Of course, with reference to cases such as the above, which were discovered after the JFBA made a referral, in which no appropriate measures have been taken, the JFBA should not leave them as is, and it is necessary to seek the revision of legislation as well as the improvement of the system and operations, by exchanging views with the Facilities, etc.; working with Diet members; holding symposiums and meetings with Diet members at the Members' Office Buildings; issuing JFBA president’s statements and opinion papers, and resending warnings, etc.
Measures Considering the Public’s Eyes should be Taken
The Committee has also decided that it will place the responses it receives from the Facilities on its website. Putting such responses on the website will hopefully prompt the Facilities to take certain measures, taking into account that their actions are now in the public eye. Since the effects of its redress measures can be easily seen, the JFBA is expected to continue to make further efforts to enhance the workability of this system.

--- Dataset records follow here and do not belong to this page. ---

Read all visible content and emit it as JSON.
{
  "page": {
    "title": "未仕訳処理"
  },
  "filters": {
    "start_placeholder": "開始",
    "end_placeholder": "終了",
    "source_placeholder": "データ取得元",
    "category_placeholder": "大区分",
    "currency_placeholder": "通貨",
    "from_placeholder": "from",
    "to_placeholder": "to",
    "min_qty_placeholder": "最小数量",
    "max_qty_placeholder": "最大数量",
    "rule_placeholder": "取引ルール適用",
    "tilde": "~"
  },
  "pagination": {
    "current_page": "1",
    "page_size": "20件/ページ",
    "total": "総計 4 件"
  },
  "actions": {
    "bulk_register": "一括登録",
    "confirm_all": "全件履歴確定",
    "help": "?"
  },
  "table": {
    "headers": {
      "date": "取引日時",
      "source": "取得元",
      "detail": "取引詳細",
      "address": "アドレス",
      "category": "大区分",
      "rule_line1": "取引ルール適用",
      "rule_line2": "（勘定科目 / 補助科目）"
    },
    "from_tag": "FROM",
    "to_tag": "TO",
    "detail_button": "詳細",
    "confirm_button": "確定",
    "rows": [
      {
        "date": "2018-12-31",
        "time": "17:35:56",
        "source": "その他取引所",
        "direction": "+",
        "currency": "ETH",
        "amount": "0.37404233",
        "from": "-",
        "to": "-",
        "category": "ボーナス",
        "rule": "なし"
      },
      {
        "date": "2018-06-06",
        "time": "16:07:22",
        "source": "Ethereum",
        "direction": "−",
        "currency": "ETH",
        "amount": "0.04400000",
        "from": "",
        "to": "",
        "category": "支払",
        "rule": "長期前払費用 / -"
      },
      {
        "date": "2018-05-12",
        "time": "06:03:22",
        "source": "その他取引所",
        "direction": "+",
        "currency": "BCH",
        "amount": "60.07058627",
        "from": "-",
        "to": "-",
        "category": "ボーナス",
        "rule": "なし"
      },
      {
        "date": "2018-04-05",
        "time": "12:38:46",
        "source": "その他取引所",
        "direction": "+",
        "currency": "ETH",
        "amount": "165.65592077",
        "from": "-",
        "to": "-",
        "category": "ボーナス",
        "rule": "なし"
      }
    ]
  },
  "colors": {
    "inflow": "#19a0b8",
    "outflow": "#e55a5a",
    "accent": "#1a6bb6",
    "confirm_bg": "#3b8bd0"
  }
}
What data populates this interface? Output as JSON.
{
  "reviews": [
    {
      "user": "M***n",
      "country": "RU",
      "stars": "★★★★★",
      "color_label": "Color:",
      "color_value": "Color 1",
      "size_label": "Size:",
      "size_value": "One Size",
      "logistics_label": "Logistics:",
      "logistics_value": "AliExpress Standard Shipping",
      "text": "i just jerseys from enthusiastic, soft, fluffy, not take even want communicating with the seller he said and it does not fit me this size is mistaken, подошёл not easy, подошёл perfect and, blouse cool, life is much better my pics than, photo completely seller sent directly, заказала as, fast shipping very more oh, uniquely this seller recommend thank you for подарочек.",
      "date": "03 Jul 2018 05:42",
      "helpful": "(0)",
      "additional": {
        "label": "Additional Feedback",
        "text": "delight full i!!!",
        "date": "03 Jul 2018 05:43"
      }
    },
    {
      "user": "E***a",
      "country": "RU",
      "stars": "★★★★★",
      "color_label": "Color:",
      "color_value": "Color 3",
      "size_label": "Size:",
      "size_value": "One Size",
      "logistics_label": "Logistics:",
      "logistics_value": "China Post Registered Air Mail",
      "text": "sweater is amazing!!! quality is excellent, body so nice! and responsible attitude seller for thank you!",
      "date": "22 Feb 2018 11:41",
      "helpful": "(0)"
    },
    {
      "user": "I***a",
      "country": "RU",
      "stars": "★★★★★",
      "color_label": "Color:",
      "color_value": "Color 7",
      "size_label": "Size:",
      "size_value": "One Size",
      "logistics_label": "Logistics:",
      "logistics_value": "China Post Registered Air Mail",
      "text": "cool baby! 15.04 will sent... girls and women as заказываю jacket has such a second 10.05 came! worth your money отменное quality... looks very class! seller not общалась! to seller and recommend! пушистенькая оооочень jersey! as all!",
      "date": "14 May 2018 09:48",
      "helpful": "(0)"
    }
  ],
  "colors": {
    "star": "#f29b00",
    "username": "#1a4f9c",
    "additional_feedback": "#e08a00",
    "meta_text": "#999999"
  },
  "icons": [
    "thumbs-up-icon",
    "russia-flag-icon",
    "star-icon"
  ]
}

In order to avoid the system from becoming detached from the real-life situation in society, we would very much like to ask as many members as possible from both the JFBA and the general public to take an interest in the system.
The Number of Newly Received Human Rights Redress Cases and the Number of Cases in which the Committee Took Measures (i.e. issuing warnings, recommendations and requests, etc.)
|Year||The number of newly received human rights redress cases *1||The number of cases in which the Committee took measures (per year) (including the number of applications made in previous years (where the case is still continuing)) *2|
“White Paper on Attorneys 2012 (Japanese version)”
*1 The number of newly received human rights redress cases per year. The number shown within the brackets is the number of cases in which an investigation was launched by the official authority. (In accordance with rule 13-1 of the Rules Concerning the Organizational Structure of the Committee and Its Measures Taken for Cases, etc., the Committee launches investigations on whether or not there has been a human rights violation, not by an application of the human rights redress case but by its own authority.)
*2 The number of cases in which the Human Rights Protection Committee took measures (i.e. issuing warnings, recommendations and requests, etc.) per year. (The numbers include the number of applications made in previous years.)